As the culture divides on economic lines, it seems plausible a situation could arise like the one in 2016's Hell or High Water. It has two sides who seem equally justified however inescapable their conflict is, one side fighting against a legal system designed to break them, the other fighting to protect the lives of citizens. It fits perfectly the tone of a western, especially one of the best from the late 50s and 60s, where you find yourself liking both sides. Hell or High Water makes some choices in creating supporting characters I disliked but mainly it’s a good film about people trying to live in a slightly dreamlike version of Texas.
Chris Pine and Ben Foster play brothers who are robbing branches of the Texas Midlands Bank—only the Texas Midlands Bank. It turns out they have good reason to want vengeance against this particular bank but even before this is revealed people instinctively sympathise with them, like a waitress who accepts a wad of bills as a tip from Pine’s character. When a ranger, played by Jeff Bridges, wants to take the money as evidence, she becomes immediately angry, explaining this money can help make sure there’s still a roof over her child’s head.
The interaction reflects an instinctive distrust between the working class and symbols of institutional authority despite the fact that Bridges of course seems pretty down to earth. In the hands of most other actors, his character would have been one of the weakest parts of the film.
Like Clint Eastwood in Gran Torino, Bridges’ Marcus Hamilton is one of those old white men characters who casually says racist things all the time, in this case to his Native American partner Alberto (Gil Birmingham), and it’s supposed to be endearing and plausible. At least this time the target of his insults, Alberto, doesn’t seem to approve of them; still, for something that seems meant to be uncompromisingly realistic, it’s something I’ve never, ever seen in real life. And I’ve been to Texas and Tennessee. No matter how old a guy is, unless he has dementia, he reserves insults, racist or otherwise, for when he wants fight, not for a casual chat while on the job.
The film has the shadow of the Coen Brothers hanging over it with True Grit and No Country for Old Men apparently being influences and there’s an attempt to create colourful minor characters, something the Coens excel at. Director David Mackenzie and screenwriter Taylor Sheridan, though, don’t have the knack so we get things like an elderly waitress who goes on a rant to explain why she asks her customers what they don’t want.
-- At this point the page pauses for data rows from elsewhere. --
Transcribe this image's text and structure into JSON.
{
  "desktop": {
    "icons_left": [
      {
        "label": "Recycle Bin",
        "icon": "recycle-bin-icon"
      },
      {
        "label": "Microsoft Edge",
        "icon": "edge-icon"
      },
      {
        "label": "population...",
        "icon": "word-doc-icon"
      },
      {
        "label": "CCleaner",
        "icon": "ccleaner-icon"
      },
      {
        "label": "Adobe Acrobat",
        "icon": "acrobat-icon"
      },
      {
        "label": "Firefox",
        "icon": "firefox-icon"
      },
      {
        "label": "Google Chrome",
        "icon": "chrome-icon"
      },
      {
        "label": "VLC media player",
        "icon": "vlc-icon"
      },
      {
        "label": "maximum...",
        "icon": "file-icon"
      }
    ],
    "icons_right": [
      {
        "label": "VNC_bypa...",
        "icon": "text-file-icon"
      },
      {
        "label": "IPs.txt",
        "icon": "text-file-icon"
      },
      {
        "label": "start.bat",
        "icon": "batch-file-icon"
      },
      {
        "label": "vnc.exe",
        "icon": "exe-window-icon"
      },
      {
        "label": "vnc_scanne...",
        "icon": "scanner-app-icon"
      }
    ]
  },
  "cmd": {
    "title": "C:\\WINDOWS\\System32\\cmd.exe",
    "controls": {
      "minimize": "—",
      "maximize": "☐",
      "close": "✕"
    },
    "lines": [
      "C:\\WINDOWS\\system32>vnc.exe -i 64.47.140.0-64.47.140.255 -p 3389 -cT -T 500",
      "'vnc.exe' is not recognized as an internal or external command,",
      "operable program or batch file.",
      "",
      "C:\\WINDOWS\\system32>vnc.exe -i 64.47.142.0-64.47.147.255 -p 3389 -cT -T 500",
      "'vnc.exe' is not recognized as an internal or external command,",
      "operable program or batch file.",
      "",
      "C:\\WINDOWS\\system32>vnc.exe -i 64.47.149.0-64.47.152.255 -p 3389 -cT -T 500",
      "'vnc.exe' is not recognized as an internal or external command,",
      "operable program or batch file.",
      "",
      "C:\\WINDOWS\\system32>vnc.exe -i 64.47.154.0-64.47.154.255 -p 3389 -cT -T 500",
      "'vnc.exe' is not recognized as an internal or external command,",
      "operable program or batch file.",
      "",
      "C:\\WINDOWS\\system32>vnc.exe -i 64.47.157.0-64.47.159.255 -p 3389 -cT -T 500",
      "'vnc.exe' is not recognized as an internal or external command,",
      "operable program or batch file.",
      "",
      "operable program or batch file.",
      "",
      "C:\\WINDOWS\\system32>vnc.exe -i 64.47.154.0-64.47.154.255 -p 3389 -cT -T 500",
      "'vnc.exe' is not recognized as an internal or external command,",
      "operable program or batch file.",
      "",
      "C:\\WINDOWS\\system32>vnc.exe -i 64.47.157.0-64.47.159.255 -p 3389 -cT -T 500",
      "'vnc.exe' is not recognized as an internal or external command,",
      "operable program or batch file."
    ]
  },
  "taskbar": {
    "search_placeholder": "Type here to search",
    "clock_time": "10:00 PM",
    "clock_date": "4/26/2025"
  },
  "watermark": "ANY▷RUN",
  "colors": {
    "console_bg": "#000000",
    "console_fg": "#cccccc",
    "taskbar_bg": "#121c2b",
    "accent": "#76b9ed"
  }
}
It’s like one of the episodes of Twin Peaks written and directed by people other then David Lynch—filled with conspicuous “look how odd” moments that thoroughly lack the authenticity of their inspiration.
But the film makes up for it by carefully building the relationship between Pine and Foster. The last act of the film is wonderful in its tension between two irreconcilable but sympathetic sides and the final dialogues of the film have the mythic quality of great westerns. The soundtrack by Nick Cave and Warren Ellis is also great. Somehow Nick Cave has become the go-to guy for scoring westerns.